> **Action item**
Your answer must match the data word for word.

::: Data shown :::

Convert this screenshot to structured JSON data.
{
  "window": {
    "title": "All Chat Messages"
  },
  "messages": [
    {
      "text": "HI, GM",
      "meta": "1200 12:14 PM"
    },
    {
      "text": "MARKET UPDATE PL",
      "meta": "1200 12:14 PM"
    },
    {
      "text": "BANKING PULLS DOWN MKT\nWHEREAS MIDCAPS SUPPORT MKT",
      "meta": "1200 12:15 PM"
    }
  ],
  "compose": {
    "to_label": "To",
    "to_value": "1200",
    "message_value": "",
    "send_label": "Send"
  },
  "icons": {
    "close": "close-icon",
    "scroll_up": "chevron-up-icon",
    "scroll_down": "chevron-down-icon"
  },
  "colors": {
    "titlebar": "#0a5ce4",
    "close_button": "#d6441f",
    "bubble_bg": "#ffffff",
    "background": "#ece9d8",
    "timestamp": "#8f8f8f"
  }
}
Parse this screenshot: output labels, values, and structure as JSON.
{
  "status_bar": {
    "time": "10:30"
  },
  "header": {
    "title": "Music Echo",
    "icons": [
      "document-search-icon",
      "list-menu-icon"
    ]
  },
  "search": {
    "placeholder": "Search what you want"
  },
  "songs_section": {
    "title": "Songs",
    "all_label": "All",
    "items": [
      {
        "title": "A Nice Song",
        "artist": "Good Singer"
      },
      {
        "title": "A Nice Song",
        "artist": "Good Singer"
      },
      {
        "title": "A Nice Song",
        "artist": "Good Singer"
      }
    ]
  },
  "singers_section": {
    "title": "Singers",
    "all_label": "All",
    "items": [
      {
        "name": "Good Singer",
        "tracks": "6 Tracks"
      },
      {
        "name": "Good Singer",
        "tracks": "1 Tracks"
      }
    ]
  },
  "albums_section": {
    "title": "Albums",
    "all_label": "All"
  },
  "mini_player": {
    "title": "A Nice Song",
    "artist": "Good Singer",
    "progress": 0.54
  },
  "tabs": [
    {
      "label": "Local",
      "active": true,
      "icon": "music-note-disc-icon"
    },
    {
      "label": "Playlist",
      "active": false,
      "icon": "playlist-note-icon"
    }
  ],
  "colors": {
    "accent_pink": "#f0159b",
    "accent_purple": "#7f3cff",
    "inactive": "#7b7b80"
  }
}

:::

> **Answer to this problem**
Convert this screenshot to structured JSON data.
{
  "window": {
    "title": "All Chat Messages"
  },
  "messages": [
    {
      "text": "HI, GM",
      "meta": "1200 12:14 PM"
    },
    {
      "text": "MARKET UPDATE PL",
      "meta": "1200 12:14 PM"
    },
    {
      "text": "BANKING PULLS DOWN MKT\nWHEREAS MIDCAPS SUPPORT MKT",
      "meta": "1200 12:15 PM"
    }
  ],
  "compose": {
    "to_label": "To",
    "to_value": "1200",
    "message_value": "",
    "send_label": "Send"
  },
  "icons": {
    "close": "close-icon",
    "scroll_up": "chevron-up-icon",
    "scroll_down": "chevron-down-icon"
  },
  "colors": {
    "titlebar": "#0a5ce4",
    "close_button": "#d6441f",
    "bubble_bg": "#ffffff",
    "background": "#ece9d8",
    "timestamp": "#8f8f8f"
  }
}
Parse this screenshot: output labels, values, and structure as JSON.
{
  "status_bar": {
    "time": "10:30"
  },
  "header": {
    "title": "Music Echo",
    "icons": [
      "document-search-icon",
      "list-menu-icon"
    ]
  },
  "search": {
    "placeholder": "Search what you want"
  },
  "songs_section": {
    "title": "Songs",
    "all_label": "All",
    "items": [
      {
        "title": "A Nice Song",
        "artist": "Good Singer"
      },
      {
        "title": "A Nice Song",
        "artist": "Good Singer"
      },
      {
        "title": "A Nice Song",
        "artist": "Good Singer"
      }
    ]
  },
  "singers_section": {
    "title": "Singers",
    "all_label": "All",
    "items": [
      {
        "name": "Good Singer",
        "tracks": "6 Tracks"
      },
      {
        "name": "Good Singer",
        "tracks": "1 Tracks"
      }
    ]
  },
  "albums_section": {
    "title": "Albums",
    "all_label": "All"
  },
  "mini_player": {
    "title": "A Nice Song",
    "artist": "Good Singer",
    "progress": 0.54
  },
  "tabs": [
    {
      "label": "Local",
      "active": true,
      "icon": "music-note-disc-icon"
    },
    {
      "label": "Playlist",
      "active": false,
      "icon": "playlist-note-icon"
    }
  ],
  "colors": {
    "accent_pink": "#f0159b",
    "accent_purple": "#7f3cff",
    "inactive": "#7b7b80"
  }
}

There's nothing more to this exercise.